In addition to originating the annual state budget, the House Ways and Means panel also writes South Carolina’s tax laws and many, if not most, of the state’s many and varied economic development incentives deals.

Moreover, the committee chairman automatically occupies one of five seats on the Budget and Control Board, which exercises sweeping authority over state finances.

Likewise under state law, the Ways and Means chairman appoints five members of the Joint Bond Review Committee, a special legislative panel that helps oversee state construction projects and the issuing of bonds to pay for them.

In an Associated Press story published April 30 in the Charleston Post and Courier, Cooper said he was resigning to help care for his 87-year-old mother and to focus on making money to pay for college for his two school-age children.

John Crangle, director of the good-government group Common Cause of South Carolina, says he can understand that reasoning.
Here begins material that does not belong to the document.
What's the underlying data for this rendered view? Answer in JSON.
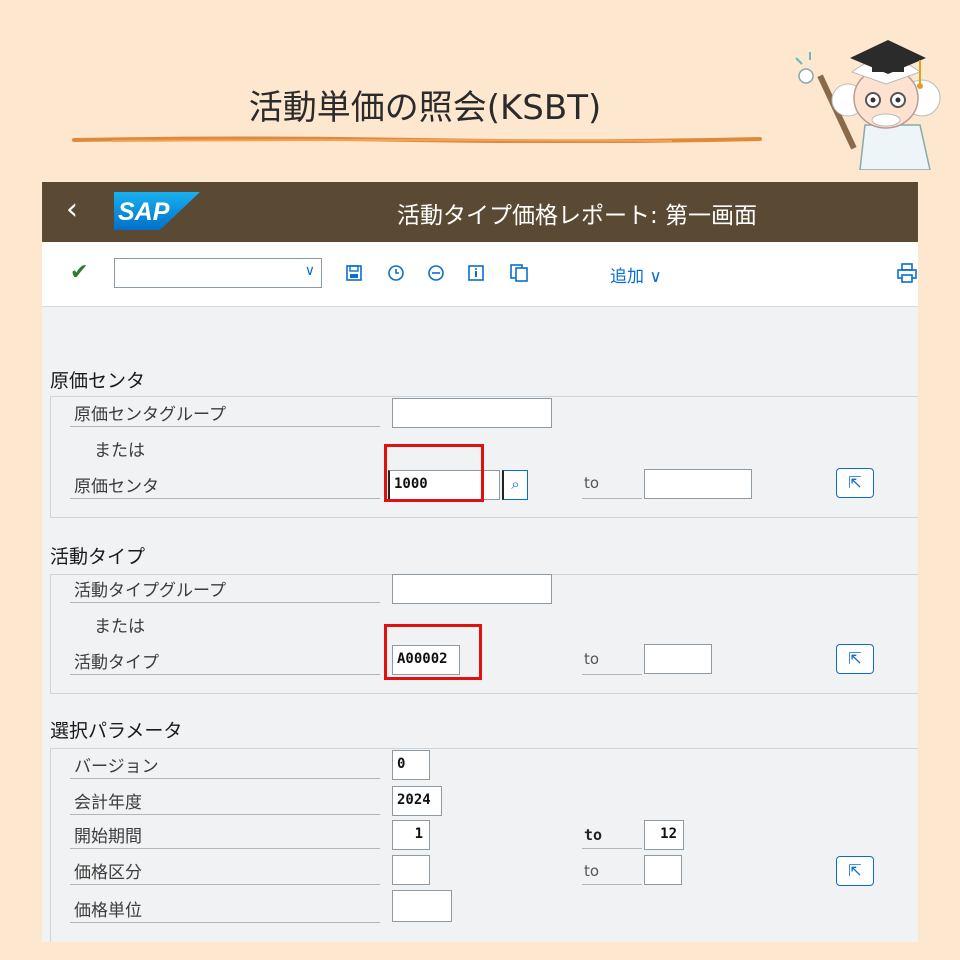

But he says it puzzles him that Cooper resigned midway through his latest two-year term. “As a general rule legislators don’t do that.”

Still, rather than any cooling-off concerns, Crangle says it worries him more that serving in the General Assembly is becoming an increasingly unappealing and unaffordable option such that it does not attract high-caliber public servants.

“We’re getting loaded up with mediocrity,” he says.

Reach Ward at (803) 254-4411 or eric@thenerve.org.

Ethics General Assembly Lobbying